---- Records for processing

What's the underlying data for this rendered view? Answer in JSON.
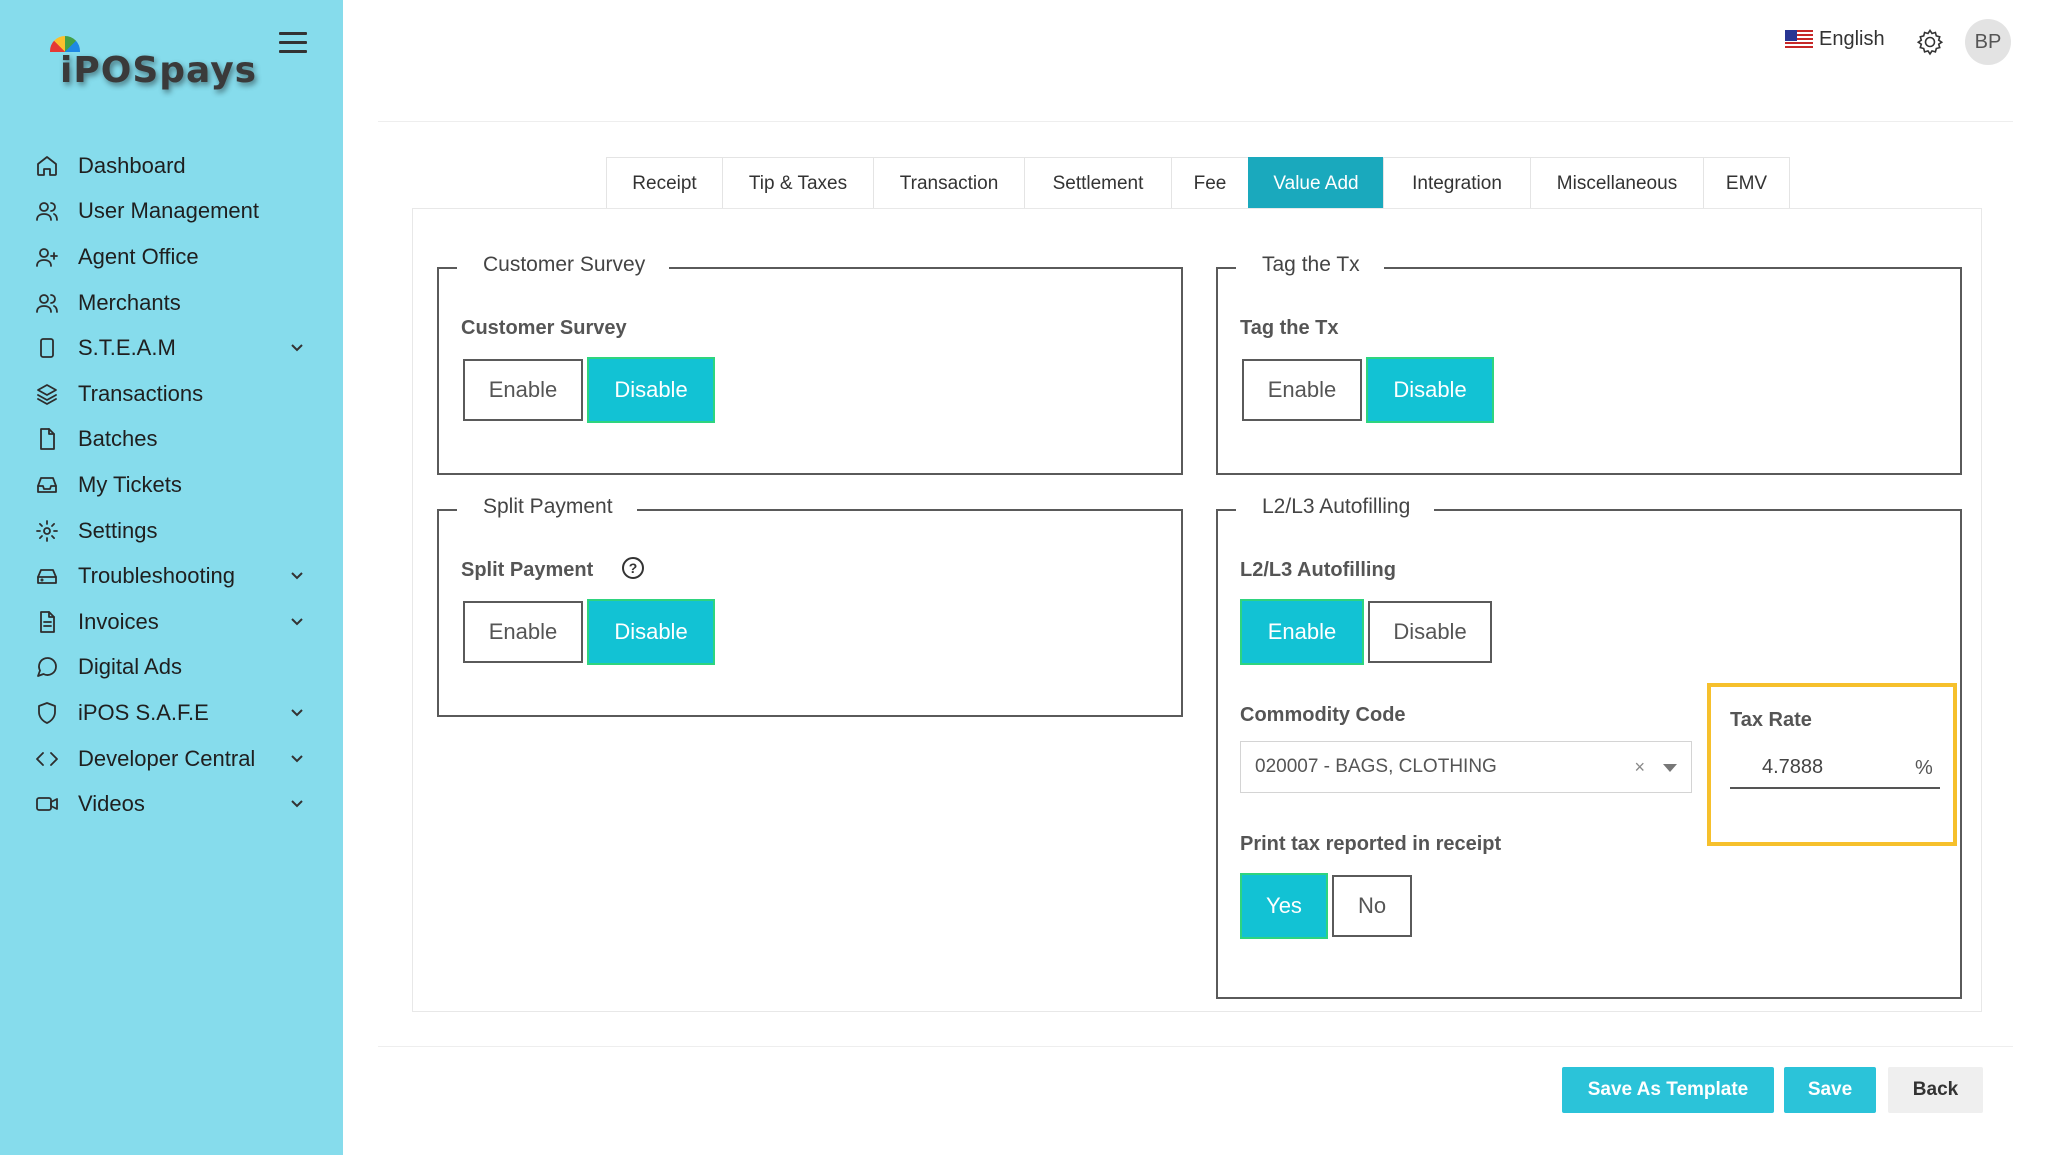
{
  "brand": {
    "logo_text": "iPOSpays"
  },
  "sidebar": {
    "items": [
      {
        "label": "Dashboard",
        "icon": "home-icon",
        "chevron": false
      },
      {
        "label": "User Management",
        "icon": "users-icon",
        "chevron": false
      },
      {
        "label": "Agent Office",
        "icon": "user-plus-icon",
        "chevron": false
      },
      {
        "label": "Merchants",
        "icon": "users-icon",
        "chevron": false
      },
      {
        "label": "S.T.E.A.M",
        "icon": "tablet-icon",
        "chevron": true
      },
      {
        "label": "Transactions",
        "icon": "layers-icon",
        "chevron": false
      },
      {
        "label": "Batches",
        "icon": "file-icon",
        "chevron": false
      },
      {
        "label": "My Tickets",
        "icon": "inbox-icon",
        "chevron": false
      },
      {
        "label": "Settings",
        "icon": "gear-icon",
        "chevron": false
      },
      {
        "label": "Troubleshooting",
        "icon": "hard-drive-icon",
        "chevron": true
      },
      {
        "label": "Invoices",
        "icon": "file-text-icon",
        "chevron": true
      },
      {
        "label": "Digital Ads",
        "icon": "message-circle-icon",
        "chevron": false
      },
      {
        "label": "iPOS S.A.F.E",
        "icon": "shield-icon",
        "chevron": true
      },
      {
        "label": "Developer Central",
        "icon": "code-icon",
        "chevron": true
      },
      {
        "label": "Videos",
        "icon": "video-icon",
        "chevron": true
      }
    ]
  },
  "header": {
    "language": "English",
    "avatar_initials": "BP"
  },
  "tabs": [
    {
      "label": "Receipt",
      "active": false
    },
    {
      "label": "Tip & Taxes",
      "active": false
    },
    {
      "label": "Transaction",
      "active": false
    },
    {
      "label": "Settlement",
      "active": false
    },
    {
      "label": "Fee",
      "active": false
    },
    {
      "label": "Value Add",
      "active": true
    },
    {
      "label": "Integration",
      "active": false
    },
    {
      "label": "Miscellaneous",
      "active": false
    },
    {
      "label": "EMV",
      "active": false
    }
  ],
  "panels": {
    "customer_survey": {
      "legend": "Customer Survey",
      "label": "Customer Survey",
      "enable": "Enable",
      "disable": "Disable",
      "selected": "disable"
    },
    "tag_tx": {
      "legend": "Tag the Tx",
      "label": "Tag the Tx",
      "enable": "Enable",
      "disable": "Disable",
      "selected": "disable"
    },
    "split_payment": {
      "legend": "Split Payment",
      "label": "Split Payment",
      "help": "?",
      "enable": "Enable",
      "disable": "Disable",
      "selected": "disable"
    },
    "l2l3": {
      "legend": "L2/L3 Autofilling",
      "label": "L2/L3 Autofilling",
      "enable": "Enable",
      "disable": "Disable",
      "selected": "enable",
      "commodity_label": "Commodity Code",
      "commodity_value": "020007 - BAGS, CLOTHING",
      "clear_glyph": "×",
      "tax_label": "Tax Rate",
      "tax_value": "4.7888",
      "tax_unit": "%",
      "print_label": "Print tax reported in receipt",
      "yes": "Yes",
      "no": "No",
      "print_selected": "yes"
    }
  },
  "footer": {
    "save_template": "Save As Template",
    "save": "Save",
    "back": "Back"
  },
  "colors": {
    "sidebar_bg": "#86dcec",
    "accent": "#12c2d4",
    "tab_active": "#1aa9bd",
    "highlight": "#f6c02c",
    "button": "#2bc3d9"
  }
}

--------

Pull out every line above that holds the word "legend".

> **Response for this exercise**:
      "legend": "Customer Survey",
      "legend": "Tag the Tx",
      "legend": "Split Payment",
      "legend": "L2/L3 Autofilling",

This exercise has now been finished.